Research at the Matrix Pathology Group
Type IV collagen is proposed to be a key molecule in the evolvement of multicellular animals by forming the architectural unit basement membrane, a specialized form of the extracellular matrix. Functions of the basement membrane include guiding organ regeneration, tissue repair, modulation of cell differentiation, apical–basal polarity identification, cell migration and adhesion, regulation of growth factor signaling gradients, maintenance of tissue architecture and compartmentalization. Type IV collagenopathy is a devastating systemic disease affecting the circulatory, central nervous, renal and visual systems and the skeletal muscles. It is observed in patients carrying mutations predominantly in the COL4A1 gene, while documented phenocopies associated with mutations in the COL4A2 gene are less.

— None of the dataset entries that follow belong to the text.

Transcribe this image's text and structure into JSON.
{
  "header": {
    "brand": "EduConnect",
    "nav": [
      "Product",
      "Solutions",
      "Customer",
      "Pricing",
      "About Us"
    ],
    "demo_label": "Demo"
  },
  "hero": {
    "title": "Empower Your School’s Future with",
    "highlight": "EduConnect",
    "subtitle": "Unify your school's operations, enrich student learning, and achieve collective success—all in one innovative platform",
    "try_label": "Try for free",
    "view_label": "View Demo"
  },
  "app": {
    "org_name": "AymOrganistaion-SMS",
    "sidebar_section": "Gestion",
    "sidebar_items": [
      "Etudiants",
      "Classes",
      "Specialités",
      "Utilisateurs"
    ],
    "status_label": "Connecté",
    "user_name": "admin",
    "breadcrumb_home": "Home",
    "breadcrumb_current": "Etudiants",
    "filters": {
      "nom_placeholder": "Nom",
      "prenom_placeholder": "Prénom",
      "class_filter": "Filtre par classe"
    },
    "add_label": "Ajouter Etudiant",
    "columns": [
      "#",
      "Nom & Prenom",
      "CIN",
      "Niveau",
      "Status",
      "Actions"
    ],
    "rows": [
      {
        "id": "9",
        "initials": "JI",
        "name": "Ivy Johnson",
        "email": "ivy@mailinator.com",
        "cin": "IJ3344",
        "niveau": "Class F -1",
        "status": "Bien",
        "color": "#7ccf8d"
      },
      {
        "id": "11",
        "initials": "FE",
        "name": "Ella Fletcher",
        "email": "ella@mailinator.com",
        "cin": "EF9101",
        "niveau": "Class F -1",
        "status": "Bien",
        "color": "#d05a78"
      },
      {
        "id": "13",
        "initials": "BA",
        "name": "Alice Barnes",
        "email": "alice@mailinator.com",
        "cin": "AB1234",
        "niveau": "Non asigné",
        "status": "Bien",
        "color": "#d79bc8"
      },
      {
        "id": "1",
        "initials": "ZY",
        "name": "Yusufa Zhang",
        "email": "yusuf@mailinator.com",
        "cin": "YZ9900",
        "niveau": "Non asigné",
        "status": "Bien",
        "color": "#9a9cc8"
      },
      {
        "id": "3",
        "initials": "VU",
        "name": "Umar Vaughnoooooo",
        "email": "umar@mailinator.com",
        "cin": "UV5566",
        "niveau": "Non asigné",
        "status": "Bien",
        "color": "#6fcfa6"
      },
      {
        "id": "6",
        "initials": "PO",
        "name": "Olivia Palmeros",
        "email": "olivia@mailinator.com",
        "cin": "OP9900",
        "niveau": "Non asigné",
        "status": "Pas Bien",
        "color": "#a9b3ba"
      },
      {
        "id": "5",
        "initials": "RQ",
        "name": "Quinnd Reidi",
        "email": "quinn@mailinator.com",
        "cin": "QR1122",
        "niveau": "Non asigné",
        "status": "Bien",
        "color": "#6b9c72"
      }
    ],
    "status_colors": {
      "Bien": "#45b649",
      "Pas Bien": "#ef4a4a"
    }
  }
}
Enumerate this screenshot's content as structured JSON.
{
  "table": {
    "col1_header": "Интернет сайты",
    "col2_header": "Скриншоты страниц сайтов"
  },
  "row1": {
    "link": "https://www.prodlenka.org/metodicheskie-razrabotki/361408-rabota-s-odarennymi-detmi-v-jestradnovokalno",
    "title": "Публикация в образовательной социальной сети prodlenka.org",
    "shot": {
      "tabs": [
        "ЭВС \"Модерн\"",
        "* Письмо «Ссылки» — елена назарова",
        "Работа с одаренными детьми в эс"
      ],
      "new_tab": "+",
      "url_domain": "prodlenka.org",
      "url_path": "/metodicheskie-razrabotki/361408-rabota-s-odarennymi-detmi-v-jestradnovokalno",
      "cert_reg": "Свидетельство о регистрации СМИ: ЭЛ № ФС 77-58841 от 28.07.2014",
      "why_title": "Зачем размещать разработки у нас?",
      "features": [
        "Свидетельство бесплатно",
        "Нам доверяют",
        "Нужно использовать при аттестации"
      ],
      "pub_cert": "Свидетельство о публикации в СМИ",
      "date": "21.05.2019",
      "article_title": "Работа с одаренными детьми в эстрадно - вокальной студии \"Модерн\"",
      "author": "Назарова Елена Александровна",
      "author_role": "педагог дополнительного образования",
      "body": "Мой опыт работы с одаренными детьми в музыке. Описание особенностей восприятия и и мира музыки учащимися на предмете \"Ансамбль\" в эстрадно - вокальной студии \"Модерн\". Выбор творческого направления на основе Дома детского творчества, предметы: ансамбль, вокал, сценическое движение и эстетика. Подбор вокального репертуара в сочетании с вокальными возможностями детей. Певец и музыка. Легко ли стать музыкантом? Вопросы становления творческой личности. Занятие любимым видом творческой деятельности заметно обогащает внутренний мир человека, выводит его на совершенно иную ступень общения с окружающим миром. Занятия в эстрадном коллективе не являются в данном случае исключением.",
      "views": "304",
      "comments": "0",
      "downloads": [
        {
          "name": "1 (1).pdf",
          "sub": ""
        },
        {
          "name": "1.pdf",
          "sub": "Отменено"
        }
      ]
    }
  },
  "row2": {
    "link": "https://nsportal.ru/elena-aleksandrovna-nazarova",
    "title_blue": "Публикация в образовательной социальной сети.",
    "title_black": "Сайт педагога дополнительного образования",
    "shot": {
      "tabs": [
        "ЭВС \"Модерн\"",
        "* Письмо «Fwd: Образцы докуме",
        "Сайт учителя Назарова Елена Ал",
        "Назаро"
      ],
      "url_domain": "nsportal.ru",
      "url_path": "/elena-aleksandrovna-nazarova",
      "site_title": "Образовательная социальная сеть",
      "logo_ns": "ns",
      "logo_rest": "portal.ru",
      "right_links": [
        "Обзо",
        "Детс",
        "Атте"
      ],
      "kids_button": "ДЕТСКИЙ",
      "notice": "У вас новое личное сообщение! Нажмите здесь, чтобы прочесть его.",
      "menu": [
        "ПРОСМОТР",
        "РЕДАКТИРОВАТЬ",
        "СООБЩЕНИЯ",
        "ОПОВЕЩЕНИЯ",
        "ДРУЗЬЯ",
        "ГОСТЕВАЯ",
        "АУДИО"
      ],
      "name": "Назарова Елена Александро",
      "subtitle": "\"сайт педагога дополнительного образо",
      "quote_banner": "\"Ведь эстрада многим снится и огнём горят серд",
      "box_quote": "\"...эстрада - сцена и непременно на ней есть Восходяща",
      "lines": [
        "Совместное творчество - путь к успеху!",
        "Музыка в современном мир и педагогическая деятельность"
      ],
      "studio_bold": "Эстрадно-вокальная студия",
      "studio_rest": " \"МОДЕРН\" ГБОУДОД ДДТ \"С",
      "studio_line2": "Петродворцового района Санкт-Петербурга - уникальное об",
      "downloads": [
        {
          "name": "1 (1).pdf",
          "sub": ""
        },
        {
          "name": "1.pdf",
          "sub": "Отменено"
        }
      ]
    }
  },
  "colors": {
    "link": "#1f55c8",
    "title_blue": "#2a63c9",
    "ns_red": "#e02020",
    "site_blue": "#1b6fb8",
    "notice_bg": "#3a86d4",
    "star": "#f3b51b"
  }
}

The encoded proteins are components of the ubiquitous basement membrane in mammals. Col4a1 mouse mutants recapitulate the human symptoms of type IV collagenopathy. We chose the Drosophila melanogaster model as we recorded dominant, temperature-sensitive mutations in the cognate col4a1 gene of the fruit fly and demonstrated phenotypic elements which have not yet been explored in humans or in mouse models, as the antimorph, dominant-negative col4a1 mutations are lethal, a condition which cannot be maintained in mammals.